17 October 2022
“Between Verdun and the Somme
Not one soldier going home!”
In the spring of 1917, four German soldiers hear that a revolution has started in Russia and elect to desert and go into hiding until the ‘Inevitable Revolution’ spreads all over Europe – why wouldn’t it, since everyone on the front and in the factories has had enough of the ongoing war? But when faced with the egoistic motives of their anarchist leader Fatzer, they realize the course of history never does run smooth…
Stravinsky and Ramuz’s L’Histoire du soldat, created in Switzerland in 1917, has at its heart two blind spots which, as a fable about individual happiness, it turns away from with an obstinacy that can only feel intriguing: the deadliest war in history, and an unprecedented revolutionary movement that almost toppled a continent’s bellicose empires into communist societies. It was the intuition that the failure of this movement — and Europe’s concomitant plunge into hatred and totalitarianism — had something to do with the internal paradox of this work that prompted us to re-explore this classic in order to learn from it; the kind of learning that can be derived not from the exegesis of a sacred text but from free conversation.
We turned to the five movements of the Trio Suite that Stravinsky himself drew from his own work in 1919: detached from its original dramaturgy, its music opens up to new associations. We built a new story around it, inspired by Bertolt Brecht’s unfinished fragments for two projects, the Lehrstück Downfall of the Egoist Johann Fatzer and the opera The Travels of the God of Happiness — two texts that also question that same pivotal moment in history when everything could have turned upside down.
That moment in 1917 was when mass propaganda and mechanized destruction took a lasting hold on Western societies and gave rise to the world we live in today.

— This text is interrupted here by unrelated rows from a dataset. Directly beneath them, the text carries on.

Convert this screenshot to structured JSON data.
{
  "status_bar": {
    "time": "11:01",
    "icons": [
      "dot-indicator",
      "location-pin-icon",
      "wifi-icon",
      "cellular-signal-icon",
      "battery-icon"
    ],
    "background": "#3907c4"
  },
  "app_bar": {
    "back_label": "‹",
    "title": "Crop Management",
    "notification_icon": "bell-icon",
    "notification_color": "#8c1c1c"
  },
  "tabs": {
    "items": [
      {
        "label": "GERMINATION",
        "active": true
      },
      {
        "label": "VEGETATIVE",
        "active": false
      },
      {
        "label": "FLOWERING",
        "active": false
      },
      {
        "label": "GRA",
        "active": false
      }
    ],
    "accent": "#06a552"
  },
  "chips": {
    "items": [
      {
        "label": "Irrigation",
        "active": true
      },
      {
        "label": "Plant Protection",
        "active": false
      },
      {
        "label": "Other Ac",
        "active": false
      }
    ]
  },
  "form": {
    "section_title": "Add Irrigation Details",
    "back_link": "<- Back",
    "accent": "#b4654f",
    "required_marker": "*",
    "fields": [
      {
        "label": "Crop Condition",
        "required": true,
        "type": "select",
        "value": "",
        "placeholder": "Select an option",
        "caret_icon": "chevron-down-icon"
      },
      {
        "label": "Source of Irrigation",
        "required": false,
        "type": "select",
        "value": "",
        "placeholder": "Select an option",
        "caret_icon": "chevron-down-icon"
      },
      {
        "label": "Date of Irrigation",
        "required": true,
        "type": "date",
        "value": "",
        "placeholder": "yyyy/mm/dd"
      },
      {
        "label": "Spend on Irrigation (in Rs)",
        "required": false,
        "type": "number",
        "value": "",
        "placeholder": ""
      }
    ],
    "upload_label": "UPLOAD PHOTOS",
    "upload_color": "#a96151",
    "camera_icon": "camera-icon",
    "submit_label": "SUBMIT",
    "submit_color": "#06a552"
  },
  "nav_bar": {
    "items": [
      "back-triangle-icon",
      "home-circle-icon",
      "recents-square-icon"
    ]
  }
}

Not surprisingly, it was also the moment when Stravinsky and Brecht developed, separately and each in their own way, an art form we now call music theatre. In this ironically philosophical and interdisciplinary form of chamber theatre, developed with the care befitting chamber music, media are not fused into a total, monolithic work of art, but interact as equals — and their friction produces sparks. Music theatre is an exaltation of heterogeneity, against consensus. A weapon of resistance, like the cabaret and collage that irrigated it at the same time, music theater offers itself to us as a legacy that needs to be built on in dire times to come.
Disclaimer: As The Fatzer Soldier’s Tale presents Igor Stravinsky’s Trio Suite, which was originally intended for concert performances without text, in a stage version with a new text, it has been banned from performance by the composer’s estate, and will not be available on European tour until Stravinsky’s catalogue enters public domain on January 1, 2042.
La Chambre aux échos
Text and Stage Direction
Aliisa Neige Barrière
June 2019 (1st workshop perf.)
Nordlyd Festival, Oslo
November 2019 (2nd workshop perf.)
Finnish Institute, Paris
with Secession Orchestra
17 October 2022 (WP)